Daniel Wik, Assistant Professor of Physics & Astronomy, helped conclude a study using data from NASA’s NuSTAR space telescope to confirm that Eta Carinae, the most luminous and massive stellar system within 10,000 light-years, is accelerating particles to ultra-high energies. Some of the particles could reach Earth as cosmic rays.
Akil Narayan, Assistant Professor of Mathematics, is also a computer scientist who combines his expertise to develop computational tools and software. Recently, Narayan helped biomedical engineers at the U build a simulation codebase for understanding how physiological factors influence the ability of human blood to carry and release oxygen. The codebase used mathematical work that Narayan had developed to understand optimal ways to build computational emulators for physical models.
Rodrigo Noriega, Assistant Professor of Chemistry, uses ultrafast laser pulses and his interdisciplinary training to tackle tough problems in energy science. “My scientific interests are at the intersections of chemistry, physics, materials science, and biology – which requires a variety of complementary tools,” says Noriega.

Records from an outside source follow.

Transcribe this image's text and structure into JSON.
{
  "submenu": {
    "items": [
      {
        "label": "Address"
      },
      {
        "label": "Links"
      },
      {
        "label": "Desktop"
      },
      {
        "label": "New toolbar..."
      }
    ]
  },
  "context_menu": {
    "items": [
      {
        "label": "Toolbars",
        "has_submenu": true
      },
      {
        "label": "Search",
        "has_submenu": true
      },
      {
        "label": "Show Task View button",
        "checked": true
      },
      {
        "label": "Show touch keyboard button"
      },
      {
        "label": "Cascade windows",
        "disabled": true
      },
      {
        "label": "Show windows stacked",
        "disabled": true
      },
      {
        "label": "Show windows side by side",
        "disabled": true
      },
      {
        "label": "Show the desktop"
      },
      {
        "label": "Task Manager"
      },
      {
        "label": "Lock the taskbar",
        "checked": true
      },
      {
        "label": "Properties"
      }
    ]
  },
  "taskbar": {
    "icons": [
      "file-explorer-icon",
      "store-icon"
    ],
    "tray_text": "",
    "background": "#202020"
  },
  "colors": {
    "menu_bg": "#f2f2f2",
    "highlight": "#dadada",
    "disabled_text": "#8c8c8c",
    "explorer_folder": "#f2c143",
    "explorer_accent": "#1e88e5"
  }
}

Bryn Dentinger, Associate Professor of Biology, focuses his research on fungal diversity and coevolution. He also is the Curator of Mycology at the Natural History Museum of Utah where he has established a fungus collection already numbering about 500 specimens. His goal is to build a permanent collection with thousands of specimens to document fungi in Utah and worldwide.

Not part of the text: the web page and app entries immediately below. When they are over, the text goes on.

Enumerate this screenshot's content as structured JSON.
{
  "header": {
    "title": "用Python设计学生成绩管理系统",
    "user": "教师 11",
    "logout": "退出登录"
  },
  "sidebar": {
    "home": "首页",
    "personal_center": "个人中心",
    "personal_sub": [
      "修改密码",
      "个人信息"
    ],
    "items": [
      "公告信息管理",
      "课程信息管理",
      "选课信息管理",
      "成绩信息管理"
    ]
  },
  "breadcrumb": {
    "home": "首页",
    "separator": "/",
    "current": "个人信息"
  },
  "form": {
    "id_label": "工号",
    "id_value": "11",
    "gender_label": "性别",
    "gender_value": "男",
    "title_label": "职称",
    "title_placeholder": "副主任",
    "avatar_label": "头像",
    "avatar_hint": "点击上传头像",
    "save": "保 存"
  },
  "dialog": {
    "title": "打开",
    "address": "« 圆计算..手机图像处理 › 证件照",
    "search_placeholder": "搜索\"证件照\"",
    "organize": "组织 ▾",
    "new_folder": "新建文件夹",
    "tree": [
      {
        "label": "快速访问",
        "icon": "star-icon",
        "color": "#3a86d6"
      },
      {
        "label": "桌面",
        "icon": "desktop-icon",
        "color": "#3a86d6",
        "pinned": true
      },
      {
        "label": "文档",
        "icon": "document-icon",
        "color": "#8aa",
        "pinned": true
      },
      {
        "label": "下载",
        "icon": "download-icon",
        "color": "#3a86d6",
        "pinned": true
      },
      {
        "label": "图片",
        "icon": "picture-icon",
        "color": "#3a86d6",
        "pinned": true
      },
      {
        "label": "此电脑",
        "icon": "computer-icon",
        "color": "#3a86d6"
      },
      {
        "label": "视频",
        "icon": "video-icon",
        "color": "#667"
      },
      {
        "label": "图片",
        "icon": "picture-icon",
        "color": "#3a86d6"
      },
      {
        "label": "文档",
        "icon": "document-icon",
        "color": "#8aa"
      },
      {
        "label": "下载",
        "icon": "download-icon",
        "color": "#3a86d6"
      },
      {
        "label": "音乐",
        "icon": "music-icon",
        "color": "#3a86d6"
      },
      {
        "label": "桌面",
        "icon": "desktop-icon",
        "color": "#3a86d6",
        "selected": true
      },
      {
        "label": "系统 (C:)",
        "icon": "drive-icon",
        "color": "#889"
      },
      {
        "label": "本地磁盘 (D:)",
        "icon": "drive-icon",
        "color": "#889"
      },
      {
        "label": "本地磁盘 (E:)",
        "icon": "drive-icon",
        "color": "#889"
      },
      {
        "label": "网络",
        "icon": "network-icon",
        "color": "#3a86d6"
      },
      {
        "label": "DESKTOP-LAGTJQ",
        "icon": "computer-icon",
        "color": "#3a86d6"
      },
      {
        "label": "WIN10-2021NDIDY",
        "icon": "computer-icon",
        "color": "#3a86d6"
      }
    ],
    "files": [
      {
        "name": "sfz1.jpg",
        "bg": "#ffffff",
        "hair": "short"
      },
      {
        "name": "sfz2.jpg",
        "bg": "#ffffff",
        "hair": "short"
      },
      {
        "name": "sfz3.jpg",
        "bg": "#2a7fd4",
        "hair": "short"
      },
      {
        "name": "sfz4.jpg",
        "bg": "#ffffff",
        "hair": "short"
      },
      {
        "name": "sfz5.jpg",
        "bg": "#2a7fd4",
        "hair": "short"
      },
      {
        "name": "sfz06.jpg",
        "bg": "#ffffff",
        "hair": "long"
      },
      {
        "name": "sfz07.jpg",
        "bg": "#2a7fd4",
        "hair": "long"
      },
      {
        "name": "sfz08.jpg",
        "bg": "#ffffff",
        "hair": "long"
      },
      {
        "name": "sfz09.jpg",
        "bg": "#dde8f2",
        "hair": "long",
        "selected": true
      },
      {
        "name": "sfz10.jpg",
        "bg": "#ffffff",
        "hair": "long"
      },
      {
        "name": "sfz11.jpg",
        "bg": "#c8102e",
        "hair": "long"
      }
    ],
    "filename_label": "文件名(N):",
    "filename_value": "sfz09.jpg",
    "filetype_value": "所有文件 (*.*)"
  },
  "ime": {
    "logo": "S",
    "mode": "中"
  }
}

Aaron Bertram, professor of mathematics, recently was awarded a 2018 fellowship from the Simons Foundation, which will allow him to continue research in his specialty area of algebraic geometry. Bertram will be studying questions about moduli or meta-geometry, in which points in a meta-space represent different curved spaces. The Simons Foundation named 40 mathematicians and 12 theoretical physicists from universities across the United States and Canada for its 2018 awards.
SALT LAKE CITY — Just five years ago, Hodan Abdi, a petite, 18-year-old Somalian, left an Ethiopian refugee camp and headed to the U.S. armed with only five years of formal education and English language skills she acquired while watching movies.
On Thursday, she will graduate from the University of Utah with a chemistry degree. Later this summer she will begin medical school at the University of Minnesota.
Distinguished professor of mathematics Christopher Hacon, who has significantly advanced the field of algebraic geometry, was elected May 1 as a member of the National Academy of Sciences. Hacon is among 84 U.S. scientist-scholars and 21 foreign associates from 15 countries elected at the Academy’s Annual Meeting in Washington, D.C. He joins 20 other current University of Utah researchers who’ve been elected to one of the three National Academies, which also include the National Academy of Engineering and National Academy of Medicine. The National Academies recognize scholars and researchers for significant achievements in their fields and advise the federal government and other organizations about science, engineering and health policy. With today’s elections, the number of National Academy of Sciences members stands at 2,382, with 484 foreign associates.
Sophie Caron, an Assistant Professor of Biology, will present a “Science Night Live” talk on April 4 at the Sky Lounge, 149 Pierpont Ave, 6 p.m. She will discuss how the brain – and in particular neuronal networks – is organized to provide both the flexibility and specificity required for memory formation. The event is free and open to the public. Must be 21. Call Paige Berg for details at (801) 587-8098 or email@example.com.
Curza is a pharmaceutical startup company focused on small-molecule therapeutics. The company is in the early stages of developing two novel classes of antibiotics. Curza's technology originates from the laboratories of Ryan Looper, in Chemistry, and Dustin Williams at the University of Utah. CARB-X - the Combating Antibiotic Resistant Bacteria Biopharmaceutical Accelerator - is funding Curza of Salt Lake City to support the development of a new class of antibiotics to treat a broad spectrum of life-threatening Gram-negative bacteria that are resistant to existing antibiotics.
The College of Science Research Scholar Award is given annually to one graduating student the graduating class who demonstrates a record of exceptional success in research and education. From the Class of 2018, we have selected Rebecca Hardenbrook, a highly-accomplished student who is graduating with a bachelor’s degrees in Mathematics this year.